(Beginning of Dataset records)

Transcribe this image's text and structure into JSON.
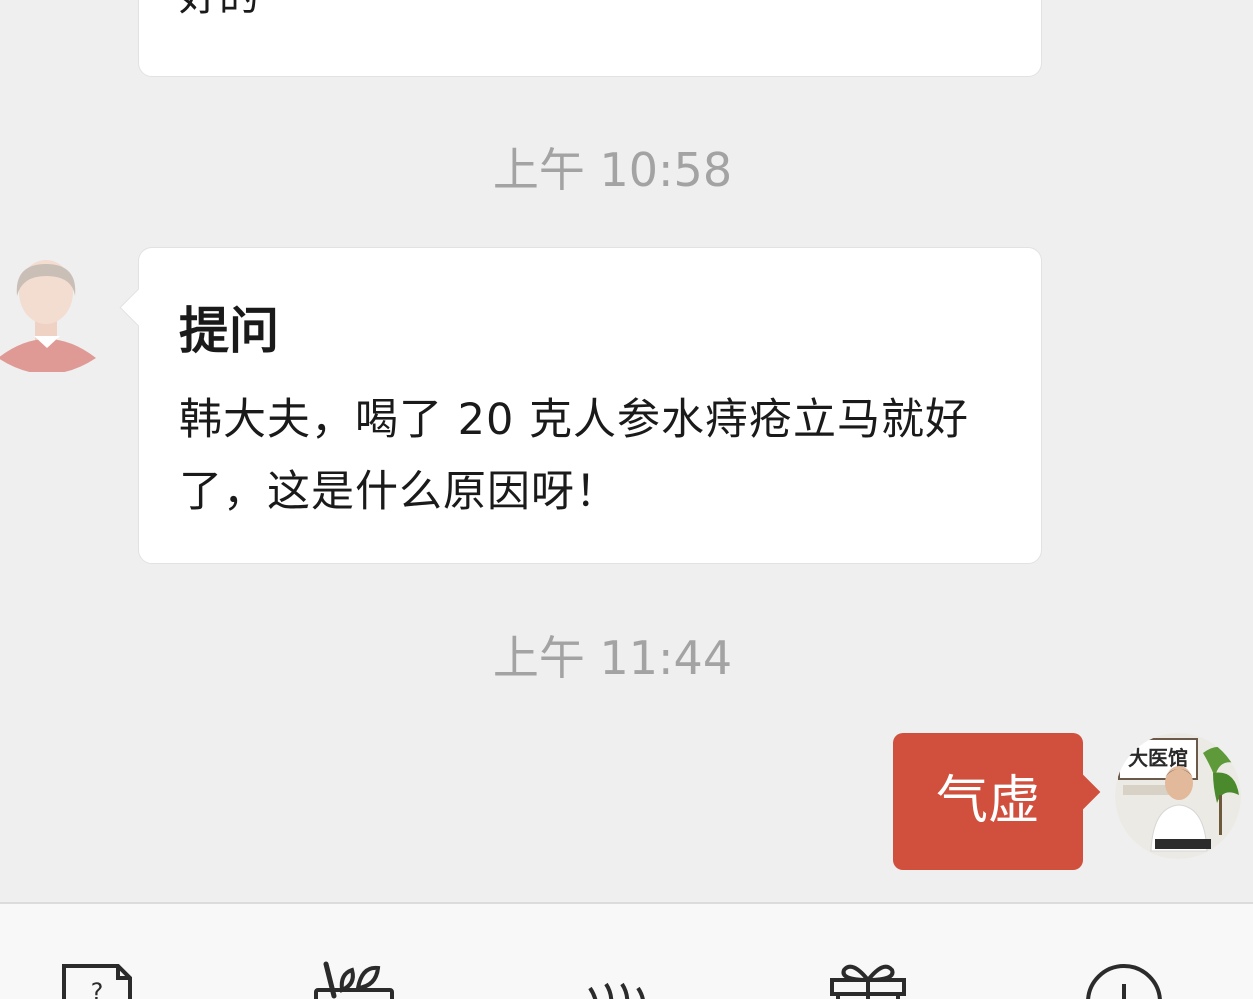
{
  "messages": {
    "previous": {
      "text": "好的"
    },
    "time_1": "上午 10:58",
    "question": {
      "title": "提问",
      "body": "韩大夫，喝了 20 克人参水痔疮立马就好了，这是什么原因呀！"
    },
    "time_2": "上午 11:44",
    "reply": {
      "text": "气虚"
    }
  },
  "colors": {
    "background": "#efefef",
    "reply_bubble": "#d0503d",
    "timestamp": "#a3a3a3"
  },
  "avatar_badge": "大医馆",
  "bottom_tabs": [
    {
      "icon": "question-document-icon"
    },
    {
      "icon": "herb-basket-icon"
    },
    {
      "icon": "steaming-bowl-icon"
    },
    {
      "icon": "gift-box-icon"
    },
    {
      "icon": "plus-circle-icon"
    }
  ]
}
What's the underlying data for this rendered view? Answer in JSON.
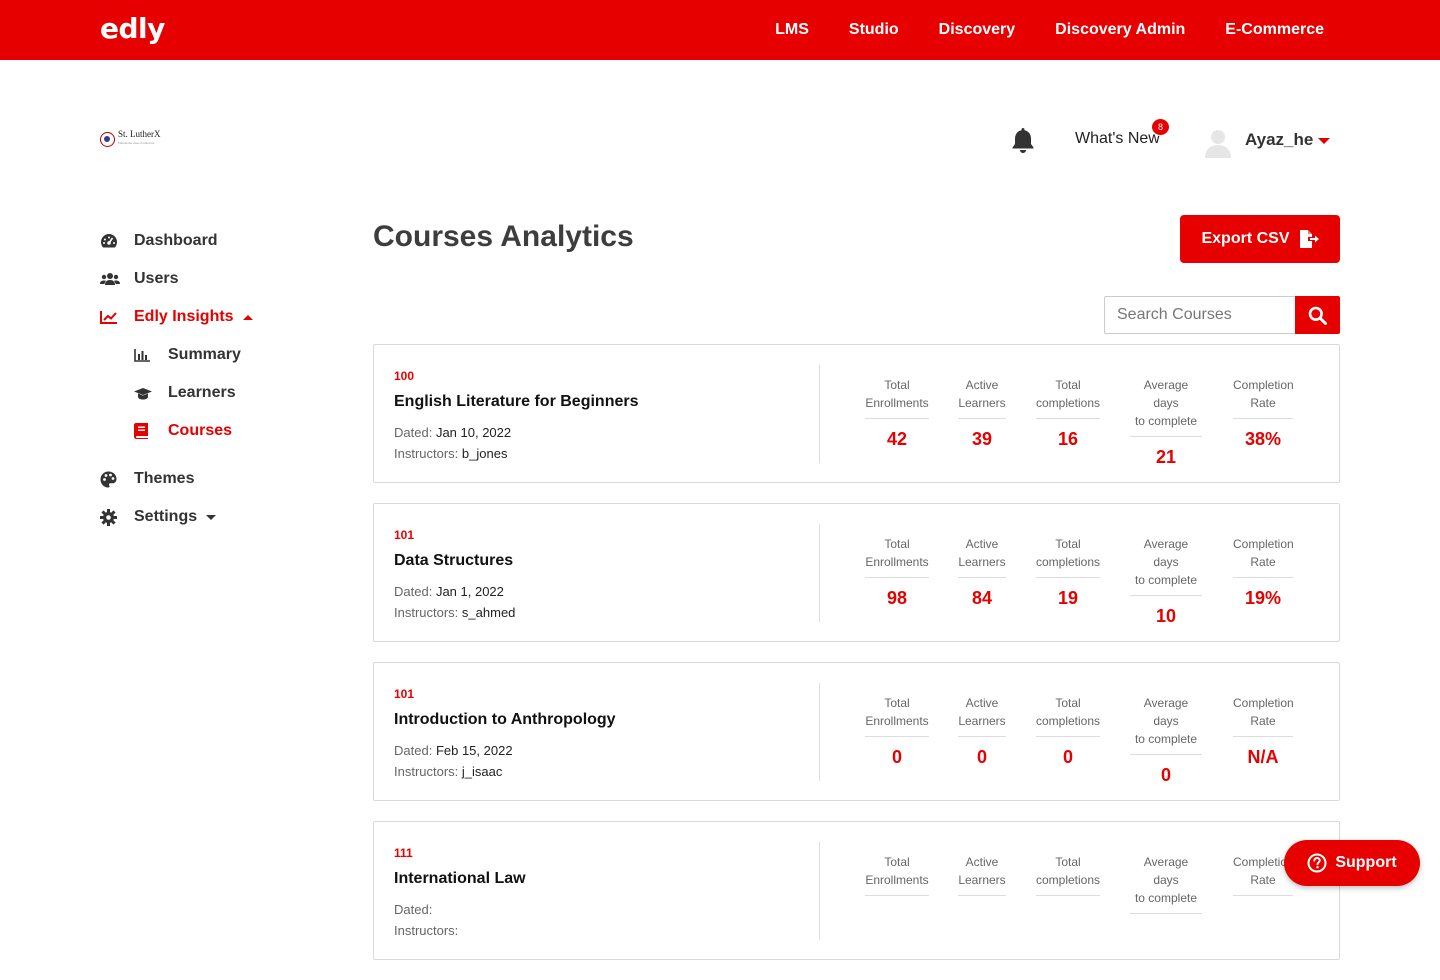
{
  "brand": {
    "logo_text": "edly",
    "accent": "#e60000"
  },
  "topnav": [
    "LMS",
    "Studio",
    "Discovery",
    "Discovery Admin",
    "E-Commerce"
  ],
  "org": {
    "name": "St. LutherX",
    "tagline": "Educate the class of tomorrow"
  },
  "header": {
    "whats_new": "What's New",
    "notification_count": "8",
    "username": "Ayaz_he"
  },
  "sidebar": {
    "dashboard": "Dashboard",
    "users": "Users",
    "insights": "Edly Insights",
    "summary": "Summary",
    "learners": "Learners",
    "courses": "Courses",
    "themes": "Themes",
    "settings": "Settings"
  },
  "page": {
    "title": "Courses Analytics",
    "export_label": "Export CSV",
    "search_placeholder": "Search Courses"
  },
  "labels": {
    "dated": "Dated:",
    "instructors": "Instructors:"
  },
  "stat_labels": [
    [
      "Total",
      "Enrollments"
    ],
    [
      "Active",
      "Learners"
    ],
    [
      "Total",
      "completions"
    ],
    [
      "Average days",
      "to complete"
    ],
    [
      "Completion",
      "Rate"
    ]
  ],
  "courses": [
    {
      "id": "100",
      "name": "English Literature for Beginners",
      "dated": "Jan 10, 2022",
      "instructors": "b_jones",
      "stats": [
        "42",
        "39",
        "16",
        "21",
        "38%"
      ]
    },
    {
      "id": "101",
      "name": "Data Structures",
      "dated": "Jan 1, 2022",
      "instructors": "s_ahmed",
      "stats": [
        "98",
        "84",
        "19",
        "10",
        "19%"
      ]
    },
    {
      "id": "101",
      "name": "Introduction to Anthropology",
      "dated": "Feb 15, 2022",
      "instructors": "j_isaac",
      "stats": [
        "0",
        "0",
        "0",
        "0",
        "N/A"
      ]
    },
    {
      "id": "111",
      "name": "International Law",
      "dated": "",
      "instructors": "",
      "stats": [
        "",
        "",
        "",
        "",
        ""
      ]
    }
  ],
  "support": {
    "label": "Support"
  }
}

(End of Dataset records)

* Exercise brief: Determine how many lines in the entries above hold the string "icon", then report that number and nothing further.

* Response below: 5